* [EXERCISE] Say how many lines in the records include the string "icon", adding no other words.

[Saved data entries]
__________________________________________________
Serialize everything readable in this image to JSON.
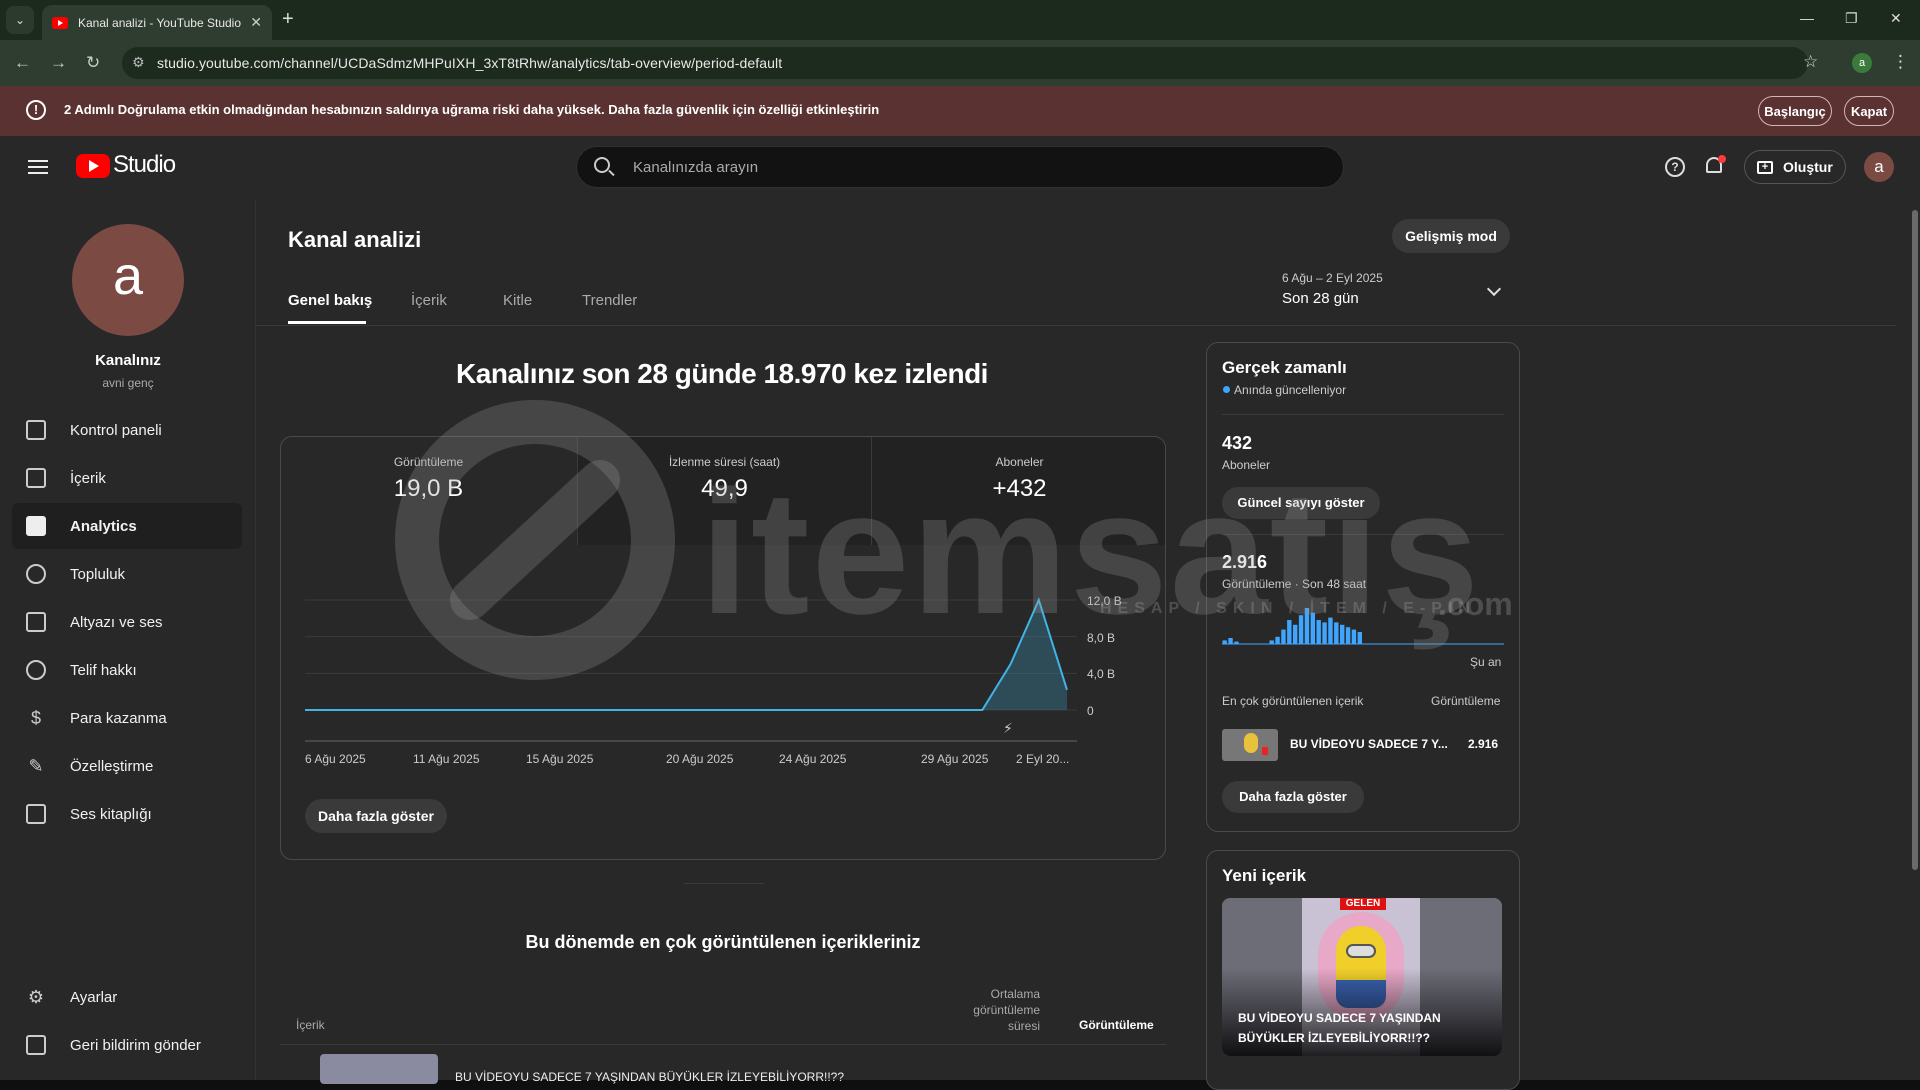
{
  "browser": {
    "tab_title": "Kanal analizi - YouTube Studio",
    "url": "studio.youtube.com/channel/UCDaSdmzMHPuIXH_3xT8tRhw/analytics/tab-overview/period-default",
    "profile_initial": "a"
  },
  "banner": {
    "text": "2 Adımlı Doğrulama etkin olmadığından hesabınızın saldırıya uğrama riski daha yüksek. Daha fazla güvenlik için özelliği etkinleştirin",
    "start_label": "Başlangıç",
    "close_label": "Kapat",
    "color": "#5a3232"
  },
  "header": {
    "logo_text": "Studio",
    "search_placeholder": "Kanalınızda arayın",
    "create_label": "Oluştur",
    "avatar_initial": "a"
  },
  "sidebar": {
    "avatar_initial": "a",
    "channel_title": "Kanalınız",
    "channel_name": "avni genç",
    "items": [
      {
        "label": "Kontrol paneli",
        "icon": "dashboard-icon"
      },
      {
        "label": "İçerik",
        "icon": "content-icon"
      },
      {
        "label": "Analytics",
        "icon": "analytics-icon",
        "active": true
      },
      {
        "label": "Topluluk",
        "icon": "community-icon"
      },
      {
        "label": "Altyazı ve ses",
        "icon": "subtitles-icon"
      },
      {
        "label": "Telif hakkı",
        "icon": "copyright-icon"
      },
      {
        "label": "Para kazanma",
        "icon": "monetization-icon"
      },
      {
        "label": "Özelleştirme",
        "icon": "customization-icon"
      },
      {
        "label": "Ses kitaplığı",
        "icon": "audio-library-icon"
      }
    ],
    "bottom_items": [
      {
        "label": "Ayarlar",
        "icon": "gear-icon"
      },
      {
        "label": "Geri bildirim gönder",
        "icon": "feedback-icon"
      }
    ]
  },
  "main": {
    "title": "Kanal analizi",
    "advanced_mode_label": "Gelişmiş mod",
    "tabs": [
      "Genel bakış",
      "İçerik",
      "Kitle",
      "Trendler"
    ],
    "date_range": "6 Ağu – 2 Eyl 2025",
    "date_label": "Son 28 gün",
    "headline": "Kanalınız son 28 günde 18.970 kez izlendi",
    "stats": [
      {
        "label": "Görüntüleme",
        "value": "19,0 B"
      },
      {
        "label": "İzlenme süresi (saat)",
        "value": "49,9"
      },
      {
        "label": "Aboneler",
        "value": "+432"
      }
    ],
    "show_more_label": "Daha fazla göster",
    "top_content_title": "Bu dönemde en çok görüntülenen içerikleriniz",
    "table_headers": {
      "content": "İçerik",
      "avg_view_duration": [
        "Ortalama",
        "görüntüleme",
        "süresi"
      ],
      "views": "Görüntüleme"
    },
    "first_row_title": "BU VİDEOYU SADECE 7 YAŞINDAN BÜYÜKLER İZLEYEBİLİYORR!!??"
  },
  "chart_data": {
    "type": "area",
    "x": [
      "6 Ağu 2025",
      "7 Ağu 2025",
      "8 Ağu 2025",
      "9 Ağu 2025",
      "10 Ağu 2025",
      "11 Ağu 2025",
      "12 Ağu 2025",
      "13 Ağu 2025",
      "14 Ağu 2025",
      "15 Ağu 2025",
      "16 Ağu 2025",
      "17 Ağu 2025",
      "18 Ağu 2025",
      "19 Ağu 2025",
      "20 Ağu 2025",
      "21 Ağu 2025",
      "22 Ağu 2025",
      "23 Ağu 2025",
      "24 Ağu 2025",
      "25 Ağu 2025",
      "26 Ağu 2025",
      "27 Ağu 2025",
      "28 Ağu 2025",
      "29 Ağu 2025",
      "30 Ağu 2025",
      "31 Ağu 2025",
      "1 Eyl 2025",
      "2 Eyl 2025"
    ],
    "values": [
      0,
      0,
      0,
      0,
      0,
      0,
      0,
      0,
      0,
      0,
      0,
      0,
      0,
      0,
      0,
      0,
      0,
      0,
      0,
      0,
      0,
      0,
      0,
      0,
      0,
      5000,
      12000,
      2200
    ],
    "tick_labels_x": [
      "6 Ağu 2025",
      "11 Ağu 2025",
      "15 Ağu 2025",
      "20 Ağu 2025",
      "24 Ağu 2025",
      "29 Ağu 2025",
      "2 Eyl 20..."
    ],
    "tick_labels_y": [
      "12,0 B",
      "8,0 B",
      "4,0 B",
      "0"
    ],
    "ylim": [
      0,
      12000
    ],
    "color": "#41b4e6",
    "grid": true
  },
  "realtime": {
    "title": "Gerçek zamanlı",
    "live_text": "Anında güncelleniyor",
    "subscribers_value": "432",
    "subscribers_label": "Aboneler",
    "show_count_label": "Güncel sayıyı göster",
    "views_value": "2.916",
    "views_label": "Görüntüleme · Son 48 saat",
    "now_label": "Şu an",
    "top_content_label": "En çok görüntülenen içerik",
    "top_views_label": "Görüntüleme",
    "top_item_title": "BU VİDEOYU SADECE 7 Y...",
    "top_item_views": "2.916",
    "show_more_label": "Daha fazla göster",
    "hourly_bars": [
      3,
      5,
      2,
      0,
      0,
      0,
      0,
      0,
      3,
      6,
      12,
      20,
      16,
      24,
      30,
      26,
      20,
      18,
      22,
      18,
      16,
      14,
      12,
      10,
      0,
      0,
      0,
      0,
      0,
      0,
      0,
      0,
      0,
      0,
      0,
      0,
      0,
      0,
      0,
      0,
      0,
      0,
      0,
      0,
      0,
      0,
      0,
      0
    ]
  },
  "new_content": {
    "title": "Yeni içerik",
    "badge": "GELEN",
    "caption": "BU VİDEOYU SADECE 7 YAŞINDAN BÜYÜKLER İZLEYEBİLİYORR!!??"
  },
  "watermark": {
    "text": "itemsatış",
    "sub": "HESAP / SKIN / İTEM / E-PIN",
    "com": ".com"
  }
}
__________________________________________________
* [SOLUTION FOR THIS PROBLEM] 11